Rerolled: September 8, 2022 | #STDW
Prisoners and advocacy groups call on the Bureau of Prisons to clean up its act, Colombia's new president has some words for the US, and more.
San Francisco Effectively Decriminalizes Natural Psychedelics. The city's Boad of Supervisors voted unanimously Tuesday night to approve a resolution that effectively decriminalizes natural psychedelics. The resolution includes the "full spectrum of plants, fungi, and natural materials that can inspire personal and spiritual well-being," and includes ayahuasca, DMT, ibogaine, mescaline, psilocybin. The resolution also allows for the "planting, cultivating, purchasing, transporting, distributing, engaging in practices with" those substances and provides no limits on quantities that may be possessed. The resolution effectively decriminalizes these substances by designating them the lowest law enforcement priority, but they remain illegal under state and federal law. San Francisco now joins Arcata, Oakland, and Santa Cruz among California cities that have embraced such measures. A dozen other citizens around the country have, too.
Incarcerated People and Advocacy Organizations Urge Reform of US Bureau of Prisons. In a letter Tuesday to federal Bureau of Prisons Director Colette Peters, current and former federal prisoners and an array of sentencing, drug policy, and other advocacy groups called on her to "bring the Bureau into compliance with federal law and to lead the Bureau toward a more humane future grounded in transparency and accountability." The letter cited a number of issues and concerns, including unsafe and inhumane prisons, the need for the Bureau to use its power to seek compassionate release, the need for the Bureau to comply with the First Step Act (there are chronic delays in releasing people who qualify), and the pervasiveness of abuse, corruption, and misconduct. In addition to individual signers, the letter was endorsed by the ACLU, Citizens United for the Rehabilitation of Errants (CURE), the Drug Policy Alliance, Fair and Just Prosecution, Federal Public and Community Defenders, the National Association of Criminal Defense Lawyers, National Council of Churches, and the Sentencing Project, which organized the campaign.

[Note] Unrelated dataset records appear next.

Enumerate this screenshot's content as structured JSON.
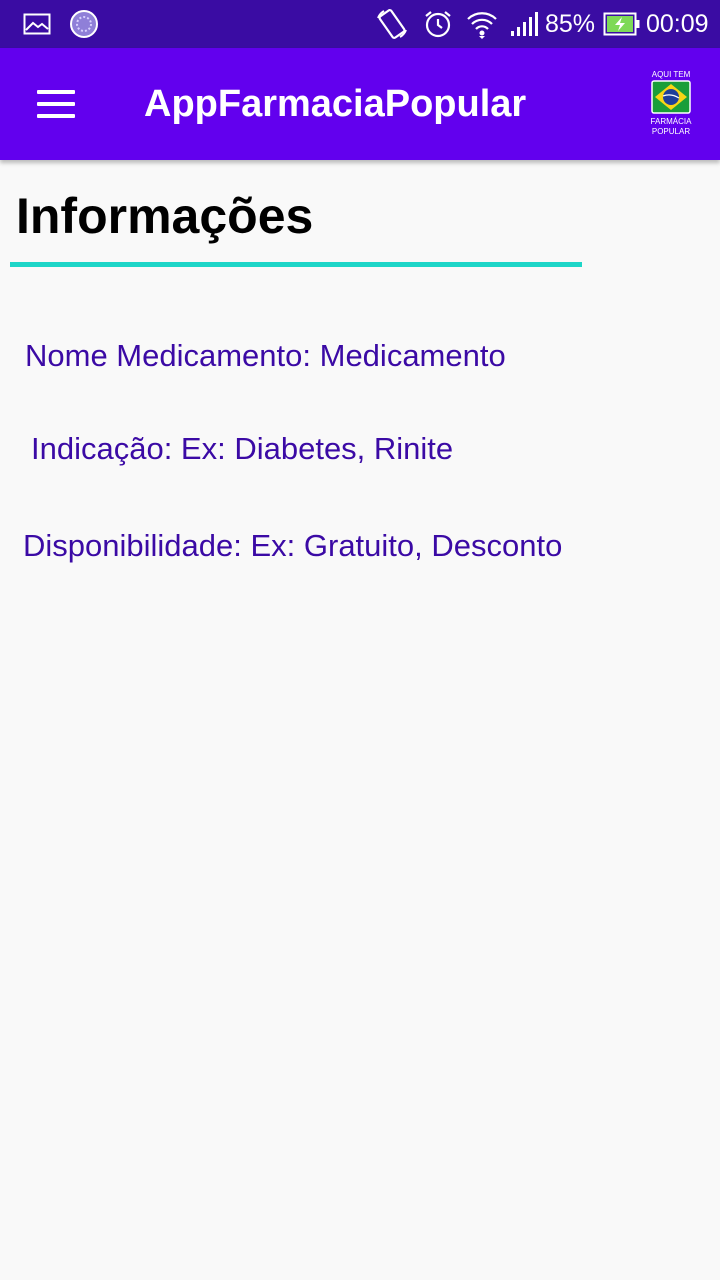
{
  "status_bar": {
    "battery_percent": "85%",
    "time": "00:09",
    "icons": [
      "image-notification-icon",
      "sync-notification-icon",
      "rotate-icon",
      "alarm-icon",
      "wifi-icon",
      "signal-icon",
      "battery-charging-icon"
    ]
  },
  "app_bar": {
    "title": "AppFarmaciaPopular",
    "logo_text_top": "AQUI TEM",
    "logo_text_bottom_1": "FARMÁCIA",
    "logo_text_bottom_2": "POPULAR"
  },
  "main": {
    "heading": "Informações",
    "fields": [
      {
        "label": "Nome Medicamento: Medicamento"
      },
      {
        "label": "Indicação: Ex: Diabetes, Rinite"
      },
      {
        "label": "Disponibilidade: Ex: Gratuito, Desconto"
      }
    ]
  },
  "colors": {
    "status_bar": "#3a0ca3",
    "app_bar": "#6200ee",
    "accent_underline": "#1ed6c8",
    "info_text": "#3b0aa5"
  }
}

Colombian President Warns US Drug War Has Failed, Change Must Come. President Gustavo Petro warned the US on Wednesday the he believes the US-led war on drugs in his country is a failure and called for substantial changes in drug policy. The statement came after he met with the commander of the United States Southern Command, General Laura Richardson. "We were now talking at length with General Laura Richardson … about the failure of the anti-drug policy. I think it should be called without fear: the policy that (Richard) Nixon had in the time It was called the War on Drugs, has failed here," said Petro from the presidential palace. "It is our duty before the United States, but also before the world, to not only say this, but to propose alternatives that will not kill more than a million Latin Americans."
Colombia is the world's largest coca and cocaine producer, and Petro said that his own country is "the biggest culprit" because rural poverty makes drug cultivation and trafficking an attractive livelihood. Petro has moved to restrict the aerial spraying of herbicides and limited the resort to forced eradication of coca crops, promoting voluntary crop substitution instead. He is also proposing changes in the extradition treaty between Colombia and the US to allow those who cooperate with Colombia to avoid extradition to the US.
United Kingdom Blocks Bermuda from Legalizing Marijuana. In a rare move, the UK's Governor for Bermuda, who, as the queen's representative typically provides pro forma assent to the Bermudan government's actions, has intervened to block marijuana legalization in the British Overseas Territory. Even as incoming British Prime Minister Liz Truss was vowing to "stand up for freedom and democracy around the world," her government was directing the governor to block the marijuana legalization bill. "I have now received an instruction, issued to me on Her Majesty’s behalf, not to Assent to the Bill as drafted," the governor said. "The Secretary of State for Foreign, Commonwealth and Development Affairs concluded that the Bill, as currently drafted, is not consistent with obligations held by the UK and Bermuda"under international anti-drugs conventions dating back to 1961. Liz Truss was foreign secretary until Tuesday when she became prime minister. In a statement, the Bermudian government said the move was "disappointing, but not surprising, given the confines of our constitutional relationship with the UK government and their archaic interpretation of the narcotic conventions. The Bermudian government said it would continue to move forward on marijuana legalization, which could put the country on a collision course with the UK. "The people of Bermuda have democratically expressed their desire for a regulated cannabis licensing regime, following the strong endorsement at the ballot box and an extensive public consultation process. The Government of Bermuda intends to continue to advance this initiative, within the full scope of its constitutional powers, in keeping with our 2020 general election platform commitment." Bermudian Premier David Burt has not commented on this move, but warned earlier that: "If Her Majesty’s representative in Bermuda does not give assent to something that has been passed lawfully and legally under this local government, this will destroy the relationship we had with the United Kingdom."